Khadidja Kelalech: Library Champion and Curriculum Consultant

My contribution to the ‘Diversifying your reading and resources list toolkit’ was based on two different roles that I held at the University of Leicester. The first was volunteering in the role of a student Library Champion, and later a Lead Library Champion, a role I occupied for three years. As a Library Champion, I contributed to different library-related projects, including the Evaluating Reading Lists Project where Library Champions applied each of the above-mentioned frameworks to one of their own modules’ reading lists. To achieve this, I obtained the consent of the module leader at the school where I am based and applied the Northumbria Intersectionality Matrix to a module reading list. The matrix compares the gender and class of authors, which helped me develop a clear statistical comparison between the authors. However, it was difficult for me to track the gender, ethnicity and class of each author due to a lack of information about some authors on the internet. The matrix also gave a greater focus on the background of the author rather than on the content of the material they had written.

The second role was the student Curriculum Consultant role that I occupied as part of the University of Leicester’s ‘Leics Decolonise’ project in 2021. The aim of Leics Decolonise is to diversify the curriculum and to make it as inclusive as possible. My role in the project was to interview teachers and students at the school where I am based to improve the university’s services, mainly on how to accommodate the needs of its campus-based and distance-learning students. As a result of these interviews, I provided suggestions to my Leics Decolonise project supervisors, and transferred some of these suggestions to the ‘Diversifying your reading and resources list toolkit’ project. These suggestions are discussed in the following section.

Contribution to the ‘Diversifying your reading and resources list toolkit’ project

My involvement in these two roles helped me to identify three interrelated areas that the ‘Diversifying your reading and resources list toolkit’ project could focus on, as follows:

Language and Accessibility

When I interviewed teachers about their strategies for diversifying their reading lists (as part of my student curriculum consultant role), some teachers answered that they only read in English, and, therefore, there might be a vast body of knowledge that is written in other languages to which they do not have access due to language barriers. I suggested that we add a section to the toolkit in which we discuss the language barrier and propose strategies to minimize it.

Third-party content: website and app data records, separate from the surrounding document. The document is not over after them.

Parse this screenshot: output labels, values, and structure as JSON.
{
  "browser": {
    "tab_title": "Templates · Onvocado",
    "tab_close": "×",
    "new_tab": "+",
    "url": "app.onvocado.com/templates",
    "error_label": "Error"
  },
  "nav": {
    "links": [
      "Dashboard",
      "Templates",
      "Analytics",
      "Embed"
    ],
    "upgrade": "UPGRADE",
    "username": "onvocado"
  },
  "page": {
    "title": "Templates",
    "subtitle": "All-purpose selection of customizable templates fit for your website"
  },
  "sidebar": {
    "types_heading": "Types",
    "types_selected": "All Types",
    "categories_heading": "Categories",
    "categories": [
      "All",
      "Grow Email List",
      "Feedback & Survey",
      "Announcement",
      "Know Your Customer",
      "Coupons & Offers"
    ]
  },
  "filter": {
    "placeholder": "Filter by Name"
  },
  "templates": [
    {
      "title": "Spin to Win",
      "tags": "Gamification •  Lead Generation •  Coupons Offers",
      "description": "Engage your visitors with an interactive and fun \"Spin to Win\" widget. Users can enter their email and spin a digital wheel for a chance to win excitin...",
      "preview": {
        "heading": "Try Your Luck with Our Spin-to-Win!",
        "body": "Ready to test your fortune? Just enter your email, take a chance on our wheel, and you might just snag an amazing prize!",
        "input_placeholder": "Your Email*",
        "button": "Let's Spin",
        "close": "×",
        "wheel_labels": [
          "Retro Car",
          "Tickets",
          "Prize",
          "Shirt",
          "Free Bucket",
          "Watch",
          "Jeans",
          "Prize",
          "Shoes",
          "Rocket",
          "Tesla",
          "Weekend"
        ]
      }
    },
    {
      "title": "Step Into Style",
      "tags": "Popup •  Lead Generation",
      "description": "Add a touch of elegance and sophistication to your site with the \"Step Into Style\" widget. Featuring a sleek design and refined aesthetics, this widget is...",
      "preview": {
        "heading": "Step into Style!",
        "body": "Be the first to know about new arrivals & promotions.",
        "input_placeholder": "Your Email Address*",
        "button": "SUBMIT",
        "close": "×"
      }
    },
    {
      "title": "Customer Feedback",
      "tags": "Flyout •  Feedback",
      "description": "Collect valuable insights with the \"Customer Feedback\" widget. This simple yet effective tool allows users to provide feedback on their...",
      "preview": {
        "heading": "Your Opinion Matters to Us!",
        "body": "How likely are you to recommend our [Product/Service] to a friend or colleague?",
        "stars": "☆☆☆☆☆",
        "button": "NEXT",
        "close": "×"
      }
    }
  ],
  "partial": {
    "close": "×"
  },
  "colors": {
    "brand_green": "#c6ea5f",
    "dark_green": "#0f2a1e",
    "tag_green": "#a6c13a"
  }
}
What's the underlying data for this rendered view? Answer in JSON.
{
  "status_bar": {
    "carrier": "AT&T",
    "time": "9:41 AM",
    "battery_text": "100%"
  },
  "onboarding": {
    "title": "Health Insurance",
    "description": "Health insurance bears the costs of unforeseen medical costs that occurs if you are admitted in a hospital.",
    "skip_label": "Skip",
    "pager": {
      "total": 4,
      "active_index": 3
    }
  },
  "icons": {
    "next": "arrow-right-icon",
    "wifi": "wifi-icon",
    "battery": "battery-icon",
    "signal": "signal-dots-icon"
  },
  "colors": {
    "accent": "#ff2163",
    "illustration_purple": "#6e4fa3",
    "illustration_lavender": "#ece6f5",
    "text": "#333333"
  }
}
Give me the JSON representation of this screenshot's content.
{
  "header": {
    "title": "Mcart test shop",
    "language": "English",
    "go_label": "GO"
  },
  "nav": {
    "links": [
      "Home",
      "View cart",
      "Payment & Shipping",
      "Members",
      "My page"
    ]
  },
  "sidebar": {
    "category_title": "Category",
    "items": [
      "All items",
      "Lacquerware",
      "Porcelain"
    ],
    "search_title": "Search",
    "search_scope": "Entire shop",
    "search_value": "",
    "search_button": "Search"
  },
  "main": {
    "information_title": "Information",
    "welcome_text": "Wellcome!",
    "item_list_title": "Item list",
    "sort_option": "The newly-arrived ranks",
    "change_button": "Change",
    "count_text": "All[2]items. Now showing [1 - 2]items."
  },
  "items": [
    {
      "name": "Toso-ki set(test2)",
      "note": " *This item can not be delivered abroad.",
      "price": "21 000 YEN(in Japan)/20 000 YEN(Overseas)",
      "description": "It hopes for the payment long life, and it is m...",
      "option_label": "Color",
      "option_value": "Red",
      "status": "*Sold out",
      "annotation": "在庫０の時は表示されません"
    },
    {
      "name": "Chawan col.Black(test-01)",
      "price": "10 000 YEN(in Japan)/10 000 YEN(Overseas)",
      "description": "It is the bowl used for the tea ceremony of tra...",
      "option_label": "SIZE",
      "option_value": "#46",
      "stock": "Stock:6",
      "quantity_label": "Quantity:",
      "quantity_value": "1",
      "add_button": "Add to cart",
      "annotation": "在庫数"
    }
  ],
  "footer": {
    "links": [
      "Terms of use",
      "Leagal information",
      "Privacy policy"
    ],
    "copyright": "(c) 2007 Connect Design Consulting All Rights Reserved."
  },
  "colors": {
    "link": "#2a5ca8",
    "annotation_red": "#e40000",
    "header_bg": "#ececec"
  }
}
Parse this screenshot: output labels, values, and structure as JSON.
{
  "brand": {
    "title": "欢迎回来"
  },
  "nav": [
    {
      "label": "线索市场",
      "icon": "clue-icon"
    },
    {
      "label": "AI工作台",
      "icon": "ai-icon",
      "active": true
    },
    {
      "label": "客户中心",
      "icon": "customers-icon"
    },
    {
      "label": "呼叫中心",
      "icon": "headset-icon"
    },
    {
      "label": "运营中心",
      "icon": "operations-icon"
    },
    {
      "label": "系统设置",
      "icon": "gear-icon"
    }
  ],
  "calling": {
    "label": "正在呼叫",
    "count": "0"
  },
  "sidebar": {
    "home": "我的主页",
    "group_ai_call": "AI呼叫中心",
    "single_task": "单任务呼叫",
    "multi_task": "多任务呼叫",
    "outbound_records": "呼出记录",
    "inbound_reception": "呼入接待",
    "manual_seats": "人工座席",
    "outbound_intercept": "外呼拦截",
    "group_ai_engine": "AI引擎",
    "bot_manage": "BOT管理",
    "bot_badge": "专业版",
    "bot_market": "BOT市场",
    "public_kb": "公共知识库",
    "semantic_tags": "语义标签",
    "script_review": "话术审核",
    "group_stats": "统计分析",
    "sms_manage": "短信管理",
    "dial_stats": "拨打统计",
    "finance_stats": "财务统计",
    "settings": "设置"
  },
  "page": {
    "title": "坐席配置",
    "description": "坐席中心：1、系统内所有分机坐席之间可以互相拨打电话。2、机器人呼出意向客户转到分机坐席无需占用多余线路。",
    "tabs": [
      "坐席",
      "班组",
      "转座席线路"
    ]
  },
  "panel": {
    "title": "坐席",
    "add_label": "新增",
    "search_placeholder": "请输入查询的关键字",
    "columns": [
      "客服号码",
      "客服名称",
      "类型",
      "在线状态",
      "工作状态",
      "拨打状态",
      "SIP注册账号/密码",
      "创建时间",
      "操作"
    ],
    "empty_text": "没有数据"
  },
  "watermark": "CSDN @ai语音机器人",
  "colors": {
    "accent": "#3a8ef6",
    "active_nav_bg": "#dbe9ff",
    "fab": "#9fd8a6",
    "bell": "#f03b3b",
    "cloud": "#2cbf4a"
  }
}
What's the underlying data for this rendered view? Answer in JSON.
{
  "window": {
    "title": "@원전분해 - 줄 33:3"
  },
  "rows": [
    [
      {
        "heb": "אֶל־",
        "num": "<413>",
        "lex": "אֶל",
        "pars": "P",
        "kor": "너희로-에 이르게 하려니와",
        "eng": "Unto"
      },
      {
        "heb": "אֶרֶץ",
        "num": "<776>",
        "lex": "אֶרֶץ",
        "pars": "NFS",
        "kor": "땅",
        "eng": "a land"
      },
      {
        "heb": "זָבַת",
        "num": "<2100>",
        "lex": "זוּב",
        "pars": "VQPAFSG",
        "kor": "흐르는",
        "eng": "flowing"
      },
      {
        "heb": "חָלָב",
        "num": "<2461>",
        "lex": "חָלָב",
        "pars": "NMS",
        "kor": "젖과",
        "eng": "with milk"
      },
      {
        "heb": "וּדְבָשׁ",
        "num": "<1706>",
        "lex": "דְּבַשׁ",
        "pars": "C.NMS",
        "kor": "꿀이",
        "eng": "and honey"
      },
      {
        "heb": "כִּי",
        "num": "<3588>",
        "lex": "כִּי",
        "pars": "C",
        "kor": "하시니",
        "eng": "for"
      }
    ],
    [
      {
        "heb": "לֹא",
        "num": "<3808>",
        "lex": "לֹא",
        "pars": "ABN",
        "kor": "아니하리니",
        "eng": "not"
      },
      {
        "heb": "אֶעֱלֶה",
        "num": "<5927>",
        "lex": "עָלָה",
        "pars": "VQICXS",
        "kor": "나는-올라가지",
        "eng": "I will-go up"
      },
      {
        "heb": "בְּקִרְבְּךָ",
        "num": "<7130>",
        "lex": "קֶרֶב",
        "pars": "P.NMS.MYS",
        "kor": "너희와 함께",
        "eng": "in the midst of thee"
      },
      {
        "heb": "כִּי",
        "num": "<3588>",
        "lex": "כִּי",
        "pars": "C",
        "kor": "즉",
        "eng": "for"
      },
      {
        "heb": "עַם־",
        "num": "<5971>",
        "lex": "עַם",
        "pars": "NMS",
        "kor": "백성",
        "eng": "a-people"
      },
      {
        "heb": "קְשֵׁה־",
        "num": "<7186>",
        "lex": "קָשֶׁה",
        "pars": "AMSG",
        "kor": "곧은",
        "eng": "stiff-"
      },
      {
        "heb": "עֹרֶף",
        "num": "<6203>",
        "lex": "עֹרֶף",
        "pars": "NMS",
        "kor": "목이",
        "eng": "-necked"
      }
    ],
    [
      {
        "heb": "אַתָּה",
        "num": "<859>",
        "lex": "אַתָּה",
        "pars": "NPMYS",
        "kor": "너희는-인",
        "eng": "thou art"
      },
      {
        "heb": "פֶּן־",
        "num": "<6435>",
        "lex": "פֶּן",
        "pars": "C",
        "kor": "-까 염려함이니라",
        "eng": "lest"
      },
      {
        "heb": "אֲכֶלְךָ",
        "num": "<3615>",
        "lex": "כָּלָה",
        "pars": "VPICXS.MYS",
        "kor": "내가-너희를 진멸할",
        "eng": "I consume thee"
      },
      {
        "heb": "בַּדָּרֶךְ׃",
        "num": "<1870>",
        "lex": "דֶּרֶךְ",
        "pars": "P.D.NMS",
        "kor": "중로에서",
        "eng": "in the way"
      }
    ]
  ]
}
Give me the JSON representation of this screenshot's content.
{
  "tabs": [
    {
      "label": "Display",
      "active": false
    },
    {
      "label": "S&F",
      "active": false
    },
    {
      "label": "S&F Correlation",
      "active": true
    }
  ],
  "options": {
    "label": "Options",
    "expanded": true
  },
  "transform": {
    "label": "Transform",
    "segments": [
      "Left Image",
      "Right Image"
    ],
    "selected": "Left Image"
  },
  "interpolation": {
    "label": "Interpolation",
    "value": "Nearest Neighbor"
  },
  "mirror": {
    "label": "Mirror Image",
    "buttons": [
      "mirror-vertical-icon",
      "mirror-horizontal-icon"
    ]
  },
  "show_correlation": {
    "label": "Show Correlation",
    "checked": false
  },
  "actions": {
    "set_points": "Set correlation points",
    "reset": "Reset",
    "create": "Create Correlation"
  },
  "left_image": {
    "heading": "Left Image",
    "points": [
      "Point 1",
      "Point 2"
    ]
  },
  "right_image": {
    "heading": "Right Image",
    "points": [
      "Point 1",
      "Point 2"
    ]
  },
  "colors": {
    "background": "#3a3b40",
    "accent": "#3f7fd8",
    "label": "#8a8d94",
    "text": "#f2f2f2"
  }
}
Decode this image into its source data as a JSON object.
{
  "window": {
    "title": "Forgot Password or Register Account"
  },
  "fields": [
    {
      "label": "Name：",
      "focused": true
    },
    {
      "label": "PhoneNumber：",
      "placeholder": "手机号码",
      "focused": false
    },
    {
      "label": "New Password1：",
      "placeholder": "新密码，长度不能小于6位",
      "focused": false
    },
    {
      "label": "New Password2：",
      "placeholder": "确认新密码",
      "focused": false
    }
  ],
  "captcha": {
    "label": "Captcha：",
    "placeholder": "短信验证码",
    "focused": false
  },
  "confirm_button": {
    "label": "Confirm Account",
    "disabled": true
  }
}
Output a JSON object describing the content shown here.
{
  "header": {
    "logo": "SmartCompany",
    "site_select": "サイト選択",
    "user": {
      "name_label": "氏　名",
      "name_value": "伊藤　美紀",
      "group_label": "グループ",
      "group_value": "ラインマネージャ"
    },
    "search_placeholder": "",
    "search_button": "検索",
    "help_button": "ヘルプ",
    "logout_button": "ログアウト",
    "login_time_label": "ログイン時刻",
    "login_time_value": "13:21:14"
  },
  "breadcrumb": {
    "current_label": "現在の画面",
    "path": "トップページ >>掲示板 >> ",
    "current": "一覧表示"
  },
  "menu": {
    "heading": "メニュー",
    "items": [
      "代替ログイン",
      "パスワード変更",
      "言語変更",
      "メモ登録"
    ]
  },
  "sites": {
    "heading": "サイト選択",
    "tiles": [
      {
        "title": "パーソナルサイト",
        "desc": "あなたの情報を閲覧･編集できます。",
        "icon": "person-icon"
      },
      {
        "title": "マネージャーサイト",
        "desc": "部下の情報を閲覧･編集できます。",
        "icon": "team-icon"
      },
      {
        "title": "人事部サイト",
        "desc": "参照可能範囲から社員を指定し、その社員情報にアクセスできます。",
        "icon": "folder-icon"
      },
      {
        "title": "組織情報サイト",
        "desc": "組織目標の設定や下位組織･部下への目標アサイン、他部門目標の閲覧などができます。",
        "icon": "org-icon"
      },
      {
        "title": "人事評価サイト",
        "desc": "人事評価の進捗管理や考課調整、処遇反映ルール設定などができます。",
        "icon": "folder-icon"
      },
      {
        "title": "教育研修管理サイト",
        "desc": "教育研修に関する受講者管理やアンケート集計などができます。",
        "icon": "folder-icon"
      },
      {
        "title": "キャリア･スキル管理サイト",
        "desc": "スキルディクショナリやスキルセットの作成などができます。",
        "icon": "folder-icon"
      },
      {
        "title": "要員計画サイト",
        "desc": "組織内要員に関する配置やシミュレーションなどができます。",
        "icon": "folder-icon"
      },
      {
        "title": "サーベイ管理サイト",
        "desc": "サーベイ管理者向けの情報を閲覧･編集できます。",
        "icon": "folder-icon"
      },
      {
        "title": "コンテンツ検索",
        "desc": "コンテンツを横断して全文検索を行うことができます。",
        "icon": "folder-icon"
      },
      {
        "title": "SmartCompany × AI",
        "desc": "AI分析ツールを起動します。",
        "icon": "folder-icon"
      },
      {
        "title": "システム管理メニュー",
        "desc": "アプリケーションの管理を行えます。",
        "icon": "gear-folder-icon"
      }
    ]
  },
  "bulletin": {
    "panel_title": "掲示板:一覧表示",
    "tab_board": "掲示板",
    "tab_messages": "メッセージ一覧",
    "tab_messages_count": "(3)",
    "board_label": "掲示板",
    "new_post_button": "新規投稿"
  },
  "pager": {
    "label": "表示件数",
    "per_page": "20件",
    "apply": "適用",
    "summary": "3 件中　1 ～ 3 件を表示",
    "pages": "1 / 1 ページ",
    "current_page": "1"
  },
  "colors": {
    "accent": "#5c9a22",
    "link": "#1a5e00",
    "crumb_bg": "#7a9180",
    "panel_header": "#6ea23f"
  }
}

Student-staff contribution

As I suggested in a previous section, students and staff can work together towards diversification and inclusion. Students can, for example, suggest materials written in other languages that they find contributing to knowledge in their areas of expertise. Staff members can respond to these suggestions by including these student contributions in their reading lists and inform the library so they can provide the original and translated copies of these materials, when possible.

Multilingual resources

In addition, since access to materials that are not written in English can be difficult for reading resources designers who only speak English, I suggested to the project leaders that materials written in languages other than English could be located through the help of multilingual staff and international students who might be able to identify important materials that are related to their courses.

Future plans

The next phase of this project is to encourage academic colleagues who are looking at diversifying their reading lists to use this toolkit as a starting point. We will be working in collaboration with colleagues from the Education Services department who work with academic staff on making their curriculums inclusive. Together, we will be targeting academic staff who are working on inclusive curriculums and presenting the toolkit as one of the resources available in supporting them with their work. We will continue to improve and update the toolkit based on feedback from academic colleagues who test it out on their reading lists. The toolkit is available as a Supplemental File to this article.

Supplemental File

The supplemental file for this article can be found as follows: